Indonesia is the largest market for U.S. agriculture in Southeast Asia at $3 billion in 2014, a 79% increase in the last five years. The Philippines is the second largest market, at $2.8 billion, a 123% increase.

U.S. Market Share

Total Ag Imports in CY 2013
U.S. Market Share
Largest Supplier
$18.2 billion
Australia (16%)
$17.3 billion
Thailand (14%)
$11.0 billion
United States
$10.4 billion
United States
$10.4 billion
Malaysia (21%)
$6.8 billion
United States

Strong Economic Growth Makes Southeast Asia Attractive for U.S. Exports  

Southeast Asia is expected to remain an attractive market for U.S. agricultural exports due to a number of factors. One is the huge consumer base of the region, with more than 620 million people – almost double the population of the United States. In addition, rapid economic growth is enabling more of these consumers to purchase a wider range of agricultural products. As consumer demand shifts to higher-value products, this will continue to create strong demand from the region for animal feed ingredients, as well as more consumer-oriented imports. During the next decade, Southeast Asia is forecast to experience much stronger economic growth than the global average, as well as sharply higher growth in the middle class (see chart below). In addition, urbanization is expected to continue at a very rapid rate. These factors are expected to result in rising retail food sales, with 60-percent growth expected in the next decade, compared to just 37 percent globally. 

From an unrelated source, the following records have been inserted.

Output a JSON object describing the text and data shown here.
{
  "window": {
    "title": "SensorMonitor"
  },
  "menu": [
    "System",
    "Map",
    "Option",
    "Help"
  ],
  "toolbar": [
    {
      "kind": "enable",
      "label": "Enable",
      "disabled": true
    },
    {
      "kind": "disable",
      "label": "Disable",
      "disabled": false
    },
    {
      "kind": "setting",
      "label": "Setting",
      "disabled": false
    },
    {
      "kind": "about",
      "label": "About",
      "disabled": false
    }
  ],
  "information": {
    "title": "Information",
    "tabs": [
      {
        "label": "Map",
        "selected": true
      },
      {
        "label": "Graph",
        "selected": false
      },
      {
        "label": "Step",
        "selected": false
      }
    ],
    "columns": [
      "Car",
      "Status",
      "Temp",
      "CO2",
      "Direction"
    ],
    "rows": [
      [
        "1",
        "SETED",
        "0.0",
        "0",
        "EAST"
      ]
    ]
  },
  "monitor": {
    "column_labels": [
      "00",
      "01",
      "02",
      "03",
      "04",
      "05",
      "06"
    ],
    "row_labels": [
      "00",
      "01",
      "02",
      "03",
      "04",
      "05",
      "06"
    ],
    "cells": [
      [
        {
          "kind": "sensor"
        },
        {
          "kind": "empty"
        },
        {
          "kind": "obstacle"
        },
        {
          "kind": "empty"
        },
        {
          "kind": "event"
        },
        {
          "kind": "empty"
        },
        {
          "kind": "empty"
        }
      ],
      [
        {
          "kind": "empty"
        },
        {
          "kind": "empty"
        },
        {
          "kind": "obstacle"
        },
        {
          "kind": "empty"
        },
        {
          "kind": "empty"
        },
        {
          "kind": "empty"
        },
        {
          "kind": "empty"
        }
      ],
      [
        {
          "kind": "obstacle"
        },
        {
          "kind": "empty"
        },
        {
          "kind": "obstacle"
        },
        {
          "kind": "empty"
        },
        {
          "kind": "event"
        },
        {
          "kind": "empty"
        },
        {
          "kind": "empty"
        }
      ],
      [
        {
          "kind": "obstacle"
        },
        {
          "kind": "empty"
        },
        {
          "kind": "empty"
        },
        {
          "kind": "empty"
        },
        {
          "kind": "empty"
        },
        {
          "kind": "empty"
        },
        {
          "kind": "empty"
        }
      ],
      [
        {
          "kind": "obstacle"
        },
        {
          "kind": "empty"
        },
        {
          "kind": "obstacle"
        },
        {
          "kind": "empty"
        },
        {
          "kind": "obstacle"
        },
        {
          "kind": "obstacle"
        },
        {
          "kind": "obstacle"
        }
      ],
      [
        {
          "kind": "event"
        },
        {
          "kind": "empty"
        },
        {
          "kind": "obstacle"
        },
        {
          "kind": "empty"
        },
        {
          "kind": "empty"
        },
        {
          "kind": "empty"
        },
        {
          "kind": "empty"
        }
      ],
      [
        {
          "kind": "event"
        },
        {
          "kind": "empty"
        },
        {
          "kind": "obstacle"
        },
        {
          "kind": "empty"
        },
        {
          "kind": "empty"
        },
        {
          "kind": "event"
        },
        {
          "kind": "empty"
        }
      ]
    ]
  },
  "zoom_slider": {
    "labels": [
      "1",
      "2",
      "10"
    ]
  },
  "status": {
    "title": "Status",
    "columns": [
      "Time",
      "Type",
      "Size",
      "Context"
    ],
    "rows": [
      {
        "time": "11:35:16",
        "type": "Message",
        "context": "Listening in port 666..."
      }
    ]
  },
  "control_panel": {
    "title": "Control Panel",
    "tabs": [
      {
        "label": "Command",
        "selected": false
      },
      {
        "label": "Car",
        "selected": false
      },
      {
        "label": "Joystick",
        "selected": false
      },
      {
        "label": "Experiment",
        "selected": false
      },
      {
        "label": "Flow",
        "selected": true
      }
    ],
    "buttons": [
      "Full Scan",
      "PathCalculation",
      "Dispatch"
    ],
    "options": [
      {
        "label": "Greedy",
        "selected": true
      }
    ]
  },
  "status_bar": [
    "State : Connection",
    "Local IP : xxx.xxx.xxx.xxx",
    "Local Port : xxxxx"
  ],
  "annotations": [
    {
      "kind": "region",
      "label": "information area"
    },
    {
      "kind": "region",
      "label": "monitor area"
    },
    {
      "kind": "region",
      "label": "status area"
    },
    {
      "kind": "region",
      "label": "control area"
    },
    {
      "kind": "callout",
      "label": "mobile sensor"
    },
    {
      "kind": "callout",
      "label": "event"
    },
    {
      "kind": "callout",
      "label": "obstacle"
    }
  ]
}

During the next decade, Southeast Asia is forecast to experience much stronger economic growth than the global average, as well as have sharply higher growth in the middle class. These factors are expected to result in rising retail food sales.